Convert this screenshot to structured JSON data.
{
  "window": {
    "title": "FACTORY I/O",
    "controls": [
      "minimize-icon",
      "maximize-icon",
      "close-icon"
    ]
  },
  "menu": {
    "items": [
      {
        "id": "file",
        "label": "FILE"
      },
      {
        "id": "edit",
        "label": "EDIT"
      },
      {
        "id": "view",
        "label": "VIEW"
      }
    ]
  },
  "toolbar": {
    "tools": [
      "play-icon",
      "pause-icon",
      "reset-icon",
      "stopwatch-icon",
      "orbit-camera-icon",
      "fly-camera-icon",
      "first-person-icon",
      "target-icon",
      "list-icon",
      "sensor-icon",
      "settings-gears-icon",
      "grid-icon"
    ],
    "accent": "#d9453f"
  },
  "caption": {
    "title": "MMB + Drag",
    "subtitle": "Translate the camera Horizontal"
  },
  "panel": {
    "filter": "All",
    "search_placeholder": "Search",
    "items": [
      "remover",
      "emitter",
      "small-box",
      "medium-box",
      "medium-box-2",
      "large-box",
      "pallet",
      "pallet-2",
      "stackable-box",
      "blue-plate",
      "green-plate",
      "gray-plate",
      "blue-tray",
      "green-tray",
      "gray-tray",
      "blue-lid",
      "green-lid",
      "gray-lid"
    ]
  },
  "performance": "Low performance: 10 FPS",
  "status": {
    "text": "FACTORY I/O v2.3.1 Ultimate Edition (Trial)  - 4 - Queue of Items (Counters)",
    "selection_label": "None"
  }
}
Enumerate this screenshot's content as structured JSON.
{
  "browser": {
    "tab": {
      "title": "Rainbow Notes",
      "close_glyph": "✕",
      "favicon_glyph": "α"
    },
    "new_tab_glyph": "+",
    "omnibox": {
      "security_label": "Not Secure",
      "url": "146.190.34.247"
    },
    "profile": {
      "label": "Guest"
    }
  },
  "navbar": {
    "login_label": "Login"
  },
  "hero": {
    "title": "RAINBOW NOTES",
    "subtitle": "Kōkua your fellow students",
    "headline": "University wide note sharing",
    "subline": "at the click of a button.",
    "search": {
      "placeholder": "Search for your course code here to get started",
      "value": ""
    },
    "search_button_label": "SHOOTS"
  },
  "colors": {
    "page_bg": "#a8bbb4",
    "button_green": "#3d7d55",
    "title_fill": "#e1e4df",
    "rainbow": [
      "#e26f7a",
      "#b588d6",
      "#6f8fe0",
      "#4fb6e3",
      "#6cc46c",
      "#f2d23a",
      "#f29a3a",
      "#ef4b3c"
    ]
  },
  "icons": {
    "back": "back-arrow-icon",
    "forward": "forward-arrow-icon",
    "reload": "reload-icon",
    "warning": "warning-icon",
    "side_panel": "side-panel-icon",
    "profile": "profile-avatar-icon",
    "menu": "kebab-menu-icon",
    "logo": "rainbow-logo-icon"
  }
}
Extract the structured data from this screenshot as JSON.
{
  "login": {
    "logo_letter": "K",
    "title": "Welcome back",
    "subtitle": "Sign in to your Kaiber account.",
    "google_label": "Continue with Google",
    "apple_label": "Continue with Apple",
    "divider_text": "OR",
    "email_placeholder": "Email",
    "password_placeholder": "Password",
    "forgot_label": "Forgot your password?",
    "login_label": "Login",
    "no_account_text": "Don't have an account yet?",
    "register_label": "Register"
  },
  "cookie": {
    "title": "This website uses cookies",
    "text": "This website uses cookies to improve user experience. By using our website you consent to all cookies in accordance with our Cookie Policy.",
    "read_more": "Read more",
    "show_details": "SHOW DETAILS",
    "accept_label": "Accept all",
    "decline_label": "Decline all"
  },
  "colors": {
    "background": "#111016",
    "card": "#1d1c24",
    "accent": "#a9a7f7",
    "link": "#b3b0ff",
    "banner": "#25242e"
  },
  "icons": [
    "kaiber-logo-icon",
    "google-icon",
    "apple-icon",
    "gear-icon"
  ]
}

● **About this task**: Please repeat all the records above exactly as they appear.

● **Exercise output**:
Convert this screenshot to structured JSON data.
{
  "window": {
    "title": "FACTORY I/O",
    "controls": [
      "minimize-icon",
      "maximize-icon",
      "close-icon"
    ]
  },
  "menu": {
    "items": [
      {
        "id": "file",
        "label": "FILE"
      },
      {
        "id": "edit",
        "label": "EDIT"
      },
      {
        "id": "view",
        "label": "VIEW"
      }
    ]
  },
  "toolbar": {
    "tools": [
      "play-icon",
      "pause-icon",
      "reset-icon",
      "stopwatch-icon",
      "orbit-camera-icon",
      "fly-camera-icon",
      "first-person-icon",
      "target-icon",
      "list-icon",
      "sensor-icon",
      "settings-gears-icon",
      "grid-icon"
    ],
    "accent": "#d9453f"
  },
  "caption": {
    "title": "MMB + Drag",
    "subtitle": "Translate the camera Horizontal"
  },
  "panel": {
    "filter": "All",
    "search_placeholder": "Search",
    "items": [
      "remover",
      "emitter",
      "small-box",
      "medium-box",
      "medium-box-2",
      "large-box",
      "pallet",
      "pallet-2",
      "stackable-box",
      "blue-plate",
      "green-plate",
      "gray-plate",
      "blue-tray",
      "green-tray",
      "gray-tray",
      "blue-lid",
      "green-lid",
      "gray-lid"
    ]
  },
  "performance": "Low performance: 10 FPS",
  "status": {
    "text": "FACTORY I/O v2.3.1 Ultimate Edition (Trial)  - 4 - Queue of Items (Counters)",
    "selection_label": "None"
  }
}
Enumerate this screenshot's content as structured JSON.
{
  "browser": {
    "tab": {
      "title": "Rainbow Notes",
      "close_glyph": "✕",
      "favicon_glyph": "α"
    },
    "new_tab_glyph": "+",
    "omnibox": {
      "security_label": "Not Secure",
      "url": "146.190.34.247"
    },
    "profile": {
      "label": "Guest"
    }
  },
  "navbar": {
    "login_label": "Login"
  },
  "hero": {
    "title": "RAINBOW NOTES",
    "subtitle": "Kōkua your fellow students",
    "headline": "University wide note sharing",
    "subline": "at the click of a button.",
    "search": {
      "placeholder": "Search for your course code here to get started",
      "value": ""
    },
    "search_button_label": "SHOOTS"
  },
  "colors": {
    "page_bg": "#a8bbb4",
    "button_green": "#3d7d55",
    "title_fill": "#e1e4df",
    "rainbow": [
      "#e26f7a",
      "#b588d6",
      "#6f8fe0",
      "#4fb6e3",
      "#6cc46c",
      "#f2d23a",
      "#f29a3a",
      "#ef4b3c"
    ]
  },
  "icons": {
    "back": "back-arrow-icon",
    "forward": "forward-arrow-icon",
    "reload": "reload-icon",
    "warning": "warning-icon",
    "side_panel": "side-panel-icon",
    "profile": "profile-avatar-icon",
    "menu": "kebab-menu-icon",
    "logo": "rainbow-logo-icon"
  }
}
Extract the structured data from this screenshot as JSON.
{
  "login": {
    "logo_letter": "K",
    "title": "Welcome back",
    "subtitle": "Sign in to your Kaiber account.",
    "google_label": "Continue with Google",
    "apple_label": "Continue with Apple",
    "divider_text": "OR",
    "email_placeholder": "Email",
    "password_placeholder": "Password",
    "forgot_label": "Forgot your password?",
    "login_label": "Login",
    "no_account_text": "Don't have an account yet?",
    "register_label": "Register"
  },
  "cookie": {
    "title": "This website uses cookies",
    "text": "This website uses cookies to improve user experience. By using our website you consent to all cookies in accordance with our Cookie Policy.",
    "read_more": "Read more",
    "show_details": "SHOW DETAILS",
    "accept_label": "Accept all",
    "decline_label": "Decline all"
  },
  "colors": {
    "background": "#111016",
    "card": "#1d1c24",
    "accent": "#a9a7f7",
    "link": "#b3b0ff",
    "banner": "#25242e"
  },
  "icons": [
    "kaiber-logo-icon",
    "google-icon",
    "apple-icon",
    "gear-icon"
  ]
}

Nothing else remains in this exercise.